Finally, at the show I had the fun of letting Nukezilla reporters Brett and Justin play the 'publisher only' demo of Grapple Buggy. They came away impressed saying things like :

"The titular buggy is sleek and polished, piloted by a sarcastic blonde and the vehicle’s disembodied brain. The contrast the far-future look of your craft against the truly alien environment and creatures is successful and gives the game a special appeal."
Read the full preview here.

Just popping a zit for him.
(Eww! Yeah, that was pretty gross)

Wednesday, June 9, 2010

HUD and Map Transformations

As Grapple Buggy continues to mature in time for a sweet E3 publisher demo, one thing that had to change was the HUD. Originally, I tried a simple, 'futuristic' look that might be something like what the pilots of the buggy were seeing inside:

I pulled those HUD elements directly from screenshots (thus the errant graphics around them). I definitely didn't hate them, but the map in particular was too simple looking, and primarily the theme just didn't seem to perfectly fit the game in particular.

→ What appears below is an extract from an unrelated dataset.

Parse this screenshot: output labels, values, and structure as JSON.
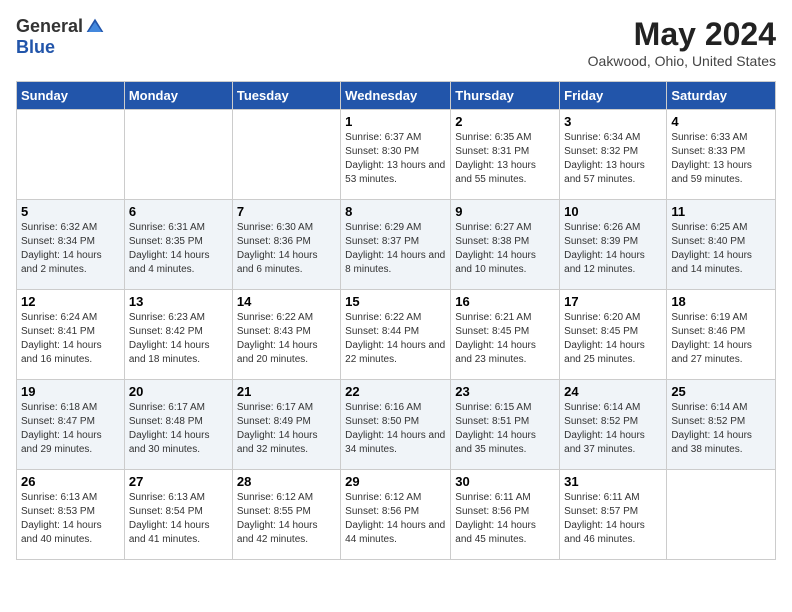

I was difficult to decide to change it but things got a boost when an intern, Justin Kaffenberger, started working on a redo of the map programming. We worked on a new, more organic design for the map layout which then required new graphics for the map and mini-map.

Once the internals of the map started changing, and looking better, I felt inspired to change the main HUD.

I found additional direction playing God of War. Its HUD was in the theme of the game, it wasn't tied to "what Kratos may be seeing". And thus, they have lots of chains, and rocks, and swords and such. I liked that idea and decided to frame all the art with high-res versions of the grappling arms, claws, and gears.

The map itself and all menus are now framed by large metal claws, with gears rotating on the sides.
The actual map reflects the game goals and landscape. Instead of strict "Metroidvania" style cells in a matrix, in which you are supposed to visit each one, now the areas are organic blobs. As you visit an area, those areas are present on your map. Your path is shown by a pulsating trail. There will likely be less backtracking in Grapple Buggy than in Metroid-style games, and it's still simple enough figuring out where to go next. Sprites for save points, level transitions, and powerups are floating on top of the map area shapes.

The graphics may still undergo some change, but so far I like the crisp new look and feel good about finally finding a strong direction for the HUD design.